# Exercise directions:
Print the data that follows exactly.

# Dataset rows for apps and sites:
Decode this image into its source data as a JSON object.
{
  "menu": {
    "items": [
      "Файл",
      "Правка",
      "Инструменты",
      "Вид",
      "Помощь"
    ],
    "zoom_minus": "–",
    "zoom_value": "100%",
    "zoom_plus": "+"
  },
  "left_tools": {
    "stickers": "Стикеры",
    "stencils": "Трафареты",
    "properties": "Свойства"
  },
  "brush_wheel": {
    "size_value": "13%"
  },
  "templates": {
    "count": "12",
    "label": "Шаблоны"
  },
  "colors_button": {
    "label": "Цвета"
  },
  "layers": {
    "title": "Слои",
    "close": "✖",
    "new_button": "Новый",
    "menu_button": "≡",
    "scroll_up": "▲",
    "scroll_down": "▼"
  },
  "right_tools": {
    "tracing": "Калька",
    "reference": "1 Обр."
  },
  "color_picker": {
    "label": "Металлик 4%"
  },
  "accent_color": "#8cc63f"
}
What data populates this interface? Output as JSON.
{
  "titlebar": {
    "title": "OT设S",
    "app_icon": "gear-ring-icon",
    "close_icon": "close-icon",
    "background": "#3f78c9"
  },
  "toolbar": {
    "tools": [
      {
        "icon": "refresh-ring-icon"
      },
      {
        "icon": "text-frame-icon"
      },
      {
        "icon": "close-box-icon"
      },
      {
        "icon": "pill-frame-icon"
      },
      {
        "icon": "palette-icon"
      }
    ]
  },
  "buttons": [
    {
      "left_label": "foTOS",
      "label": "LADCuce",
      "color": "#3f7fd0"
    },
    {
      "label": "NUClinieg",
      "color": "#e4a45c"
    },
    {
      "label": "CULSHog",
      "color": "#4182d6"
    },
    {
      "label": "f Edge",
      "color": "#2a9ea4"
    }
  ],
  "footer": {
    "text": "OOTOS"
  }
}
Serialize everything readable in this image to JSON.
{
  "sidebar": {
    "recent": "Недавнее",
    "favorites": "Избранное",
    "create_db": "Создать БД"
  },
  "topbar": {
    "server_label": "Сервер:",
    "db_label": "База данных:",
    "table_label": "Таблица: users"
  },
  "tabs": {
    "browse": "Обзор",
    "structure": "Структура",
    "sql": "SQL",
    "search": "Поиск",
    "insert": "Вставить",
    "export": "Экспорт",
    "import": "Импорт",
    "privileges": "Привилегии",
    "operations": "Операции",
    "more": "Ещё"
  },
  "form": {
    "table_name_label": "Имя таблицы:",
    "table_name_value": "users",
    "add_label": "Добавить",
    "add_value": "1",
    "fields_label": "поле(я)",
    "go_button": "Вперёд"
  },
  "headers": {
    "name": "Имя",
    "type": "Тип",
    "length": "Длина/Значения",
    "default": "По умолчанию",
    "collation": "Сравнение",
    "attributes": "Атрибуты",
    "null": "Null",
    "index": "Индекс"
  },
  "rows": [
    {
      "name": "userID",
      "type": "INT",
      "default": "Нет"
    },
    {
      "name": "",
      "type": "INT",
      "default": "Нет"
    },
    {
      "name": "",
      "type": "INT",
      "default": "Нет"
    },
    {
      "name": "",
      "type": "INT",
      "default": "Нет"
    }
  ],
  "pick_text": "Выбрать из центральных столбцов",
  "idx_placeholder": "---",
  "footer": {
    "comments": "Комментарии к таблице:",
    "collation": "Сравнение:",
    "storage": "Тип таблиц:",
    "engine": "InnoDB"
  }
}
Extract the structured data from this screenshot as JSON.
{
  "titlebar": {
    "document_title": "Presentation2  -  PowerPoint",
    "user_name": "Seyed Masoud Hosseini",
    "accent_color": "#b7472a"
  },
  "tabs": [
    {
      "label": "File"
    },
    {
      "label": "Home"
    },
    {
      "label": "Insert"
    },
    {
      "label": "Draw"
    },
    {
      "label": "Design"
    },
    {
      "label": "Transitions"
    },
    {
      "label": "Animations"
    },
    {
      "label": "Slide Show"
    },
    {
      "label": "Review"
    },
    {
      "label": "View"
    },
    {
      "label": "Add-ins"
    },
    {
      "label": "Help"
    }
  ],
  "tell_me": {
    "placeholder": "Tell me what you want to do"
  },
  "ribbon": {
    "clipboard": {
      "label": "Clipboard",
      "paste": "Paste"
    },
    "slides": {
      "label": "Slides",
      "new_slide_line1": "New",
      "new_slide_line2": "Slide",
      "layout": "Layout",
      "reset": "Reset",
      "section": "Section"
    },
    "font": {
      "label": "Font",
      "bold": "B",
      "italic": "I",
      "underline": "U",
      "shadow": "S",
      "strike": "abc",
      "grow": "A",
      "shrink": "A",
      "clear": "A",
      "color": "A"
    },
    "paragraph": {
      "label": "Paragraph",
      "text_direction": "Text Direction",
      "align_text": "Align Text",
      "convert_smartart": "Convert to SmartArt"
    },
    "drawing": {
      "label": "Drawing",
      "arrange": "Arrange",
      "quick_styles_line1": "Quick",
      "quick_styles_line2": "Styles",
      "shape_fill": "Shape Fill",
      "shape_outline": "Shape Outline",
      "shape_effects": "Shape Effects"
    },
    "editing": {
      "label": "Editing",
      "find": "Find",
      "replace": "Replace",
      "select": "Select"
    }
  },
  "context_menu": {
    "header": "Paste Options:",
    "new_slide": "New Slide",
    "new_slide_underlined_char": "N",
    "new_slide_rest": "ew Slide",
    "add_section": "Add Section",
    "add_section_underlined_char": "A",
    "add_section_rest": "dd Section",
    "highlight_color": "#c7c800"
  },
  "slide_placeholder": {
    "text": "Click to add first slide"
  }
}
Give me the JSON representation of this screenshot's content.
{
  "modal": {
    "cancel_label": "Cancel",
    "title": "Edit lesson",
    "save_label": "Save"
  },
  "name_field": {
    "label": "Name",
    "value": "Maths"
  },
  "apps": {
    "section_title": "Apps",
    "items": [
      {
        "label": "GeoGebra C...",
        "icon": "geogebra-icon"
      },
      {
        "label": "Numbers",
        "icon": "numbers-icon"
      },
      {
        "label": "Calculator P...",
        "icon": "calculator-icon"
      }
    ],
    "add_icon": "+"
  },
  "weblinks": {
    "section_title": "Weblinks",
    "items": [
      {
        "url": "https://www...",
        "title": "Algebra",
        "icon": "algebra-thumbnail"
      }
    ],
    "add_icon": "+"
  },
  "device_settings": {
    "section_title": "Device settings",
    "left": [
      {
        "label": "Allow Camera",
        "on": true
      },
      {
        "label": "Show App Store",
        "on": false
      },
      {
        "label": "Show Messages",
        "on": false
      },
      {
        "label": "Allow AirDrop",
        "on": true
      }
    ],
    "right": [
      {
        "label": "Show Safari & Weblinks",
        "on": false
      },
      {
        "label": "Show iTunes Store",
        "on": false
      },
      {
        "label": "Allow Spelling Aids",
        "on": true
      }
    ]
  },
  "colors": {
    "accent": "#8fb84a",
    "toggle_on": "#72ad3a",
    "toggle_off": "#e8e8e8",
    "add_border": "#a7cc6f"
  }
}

# Solution for this task:
Decode this image into its source data as a JSON object.
{
  "menu": {
    "items": [
      "Файл",
      "Правка",
      "Инструменты",
      "Вид",
      "Помощь"
    ],
    "zoom_minus": "–",
    "zoom_value": "100%",
    "zoom_plus": "+"
  },
  "left_tools": {
    "stickers": "Стикеры",
    "stencils": "Трафареты",
    "properties": "Свойства"
  },
  "brush_wheel": {
    "size_value": "13%"
  },
  "templates": {
    "count": "12",
    "label": "Шаблоны"
  },
  "colors_button": {
    "label": "Цвета"
  },
  "layers": {
    "title": "Слои",
    "close": "✖",
    "new_button": "Новый",
    "menu_button": "≡",
    "scroll_up": "▲",
    "scroll_down": "▼"
  },
  "right_tools": {
    "tracing": "Калька",
    "reference": "1 Обр."
  },
  "color_picker": {
    "label": "Металлик 4%"
  },
  "accent_color": "#8cc63f"
}
What data populates this interface? Output as JSON.
{
  "titlebar": {
    "title": "OT设S",
    "app_icon": "gear-ring-icon",
    "close_icon": "close-icon",
    "background": "#3f78c9"
  },
  "toolbar": {
    "tools": [
      {
        "icon": "refresh-ring-icon"
      },
      {
        "icon": "text-frame-icon"
      },
      {
        "icon": "close-box-icon"
      },
      {
        "icon": "pill-frame-icon"
      },
      {
        "icon": "palette-icon"
      }
    ]
  },
  "buttons": [
    {
      "left_label": "foTOS",
      "label": "LADCuce",
      "color": "#3f7fd0"
    },
    {
      "label": "NUClinieg",
      "color": "#e4a45c"
    },
    {
      "label": "CULSHog",
      "color": "#4182d6"
    },
    {
      "label": "f Edge",
      "color": "#2a9ea4"
    }
  ],
  "footer": {
    "text": "OOTOS"
  }
}
Serialize everything readable in this image to JSON.
{
  "sidebar": {
    "recent": "Недавнее",
    "favorites": "Избранное",
    "create_db": "Создать БД"
  },
  "topbar": {
    "server_label": "Сервер:",
    "db_label": "База данных:",
    "table_label": "Таблица: users"
  },
  "tabs": {
    "browse": "Обзор",
    "structure": "Структура",
    "sql": "SQL",
    "search": "Поиск",
    "insert": "Вставить",
    "export": "Экспорт",
    "import": "Импорт",
    "privileges": "Привилегии",
    "operations": "Операции",
    "more": "Ещё"
  },
  "form": {
    "table_name_label": "Имя таблицы:",
    "table_name_value": "users",
    "add_label": "Добавить",
    "add_value": "1",
    "fields_label": "поле(я)",
    "go_button": "Вперёд"
  },
  "headers": {
    "name": "Имя",
    "type": "Тип",
    "length": "Длина/Значения",
    "default": "По умолчанию",
    "collation": "Сравнение",
    "attributes": "Атрибуты",
    "null": "Null",
    "index": "Индекс"
  },
  "rows": [
    {
      "name": "userID",
      "type": "INT",
      "default": "Нет"
    },
    {
      "name": "",
      "type": "INT",
      "default": "Нет"
    },
    {
      "name": "",
      "type": "INT",
      "default": "Нет"
    },
    {
      "name": "",
      "type": "INT",
      "default": "Нет"
    }
  ],
  "pick_text": "Выбрать из центральных столбцов",
  "idx_placeholder": "---",
  "footer": {
    "comments": "Комментарии к таблице:",
    "collation": "Сравнение:",
    "storage": "Тип таблиц:",
    "engine": "InnoDB"
  }
}
Extract the structured data from this screenshot as JSON.
{
  "titlebar": {
    "document_title": "Presentation2  -  PowerPoint",
    "user_name": "Seyed Masoud Hosseini",
    "accent_color": "#b7472a"
  },
  "tabs": [
    {
      "label": "File"
    },
    {
      "label": "Home"
    },
    {
      "label": "Insert"
    },
    {
      "label": "Draw"
    },
    {
      "label": "Design"
    },
    {
      "label": "Transitions"
    },
    {
      "label": "Animations"
    },
    {
      "label": "Slide Show"
    },
    {
      "label": "Review"
    },
    {
      "label": "View"
    },
    {
      "label": "Add-ins"
    },
    {
      "label": "Help"
    }
  ],
  "tell_me": {
    "placeholder": "Tell me what you want to do"
  },
  "ribbon": {
    "clipboard": {
      "label": "Clipboard",
      "paste": "Paste"
    },
    "slides": {
      "label": "Slides",
      "new_slide_line1": "New",
      "new_slide_line2": "Slide",
      "layout": "Layout",
      "reset": "Reset",
      "section": "Section"
    },
    "font": {
      "label": "Font",
      "bold": "B",
      "italic": "I",
      "underline": "U",
      "shadow": "S",
      "strike": "abc",
      "grow": "A",
      "shrink": "A",
      "clear": "A",
      "color": "A"
    },
    "paragraph": {
      "label": "Paragraph",
      "text_direction": "Text Direction",
      "align_text": "Align Text",
      "convert_smartart": "Convert to SmartArt"
    },
    "drawing": {
      "label": "Drawing",
      "arrange": "Arrange",
      "quick_styles_line1": "Quick",
      "quick_styles_line2": "Styles",
      "shape_fill": "Shape Fill",
      "shape_outline": "Shape Outline",
      "shape_effects": "Shape Effects"
    },
    "editing": {
      "label": "Editing",
      "find": "Find",
      "replace": "Replace",
      "select": "Select"
    }
  },
  "context_menu": {
    "header": "Paste Options:",
    "new_slide": "New Slide",
    "new_slide_underlined_char": "N",
    "new_slide_rest": "ew Slide",
    "add_section": "Add Section",
    "add_section_underlined_char": "A",
    "add_section_rest": "dd Section",
    "highlight_color": "#c7c800"
  },
  "slide_placeholder": {
    "text": "Click to add first slide"
  }
}
Give me the JSON representation of this screenshot's content.
{
  "modal": {
    "cancel_label": "Cancel",
    "title": "Edit lesson",
    "save_label": "Save"
  },
  "name_field": {
    "label": "Name",
    "value": "Maths"
  },
  "apps": {
    "section_title": "Apps",
    "items": [
      {
        "label": "GeoGebra C...",
        "icon": "geogebra-icon"
      },
      {
        "label": "Numbers",
        "icon": "numbers-icon"
      },
      {
        "label": "Calculator P...",
        "icon": "calculator-icon"
      }
    ],
    "add_icon": "+"
  },
  "weblinks": {
    "section_title": "Weblinks",
    "items": [
      {
        "url": "https://www...",
        "title": "Algebra",
        "icon": "algebra-thumbnail"
      }
    ],
    "add_icon": "+"
  },
  "device_settings": {
    "section_title": "Device settings",
    "left": [
      {
        "label": "Allow Camera",
        "on": true
      },
      {
        "label": "Show App Store",
        "on": false
      },
      {
        "label": "Show Messages",
        "on": false
      },
      {
        "label": "Allow AirDrop",
        "on": true
      }
    ],
    "right": [
      {
        "label": "Show Safari & Weblinks",
        "on": false
      },
      {
        "label": "Show iTunes Store",
        "on": false
      },
      {
        "label": "Allow Spelling Aids",
        "on": true
      }
    ]
  },
  "colors": {
    "accent": "#8fb84a",
    "toggle_on": "#72ad3a",
    "toggle_off": "#e8e8e8",
    "add_border": "#a7cc6f"
  }
}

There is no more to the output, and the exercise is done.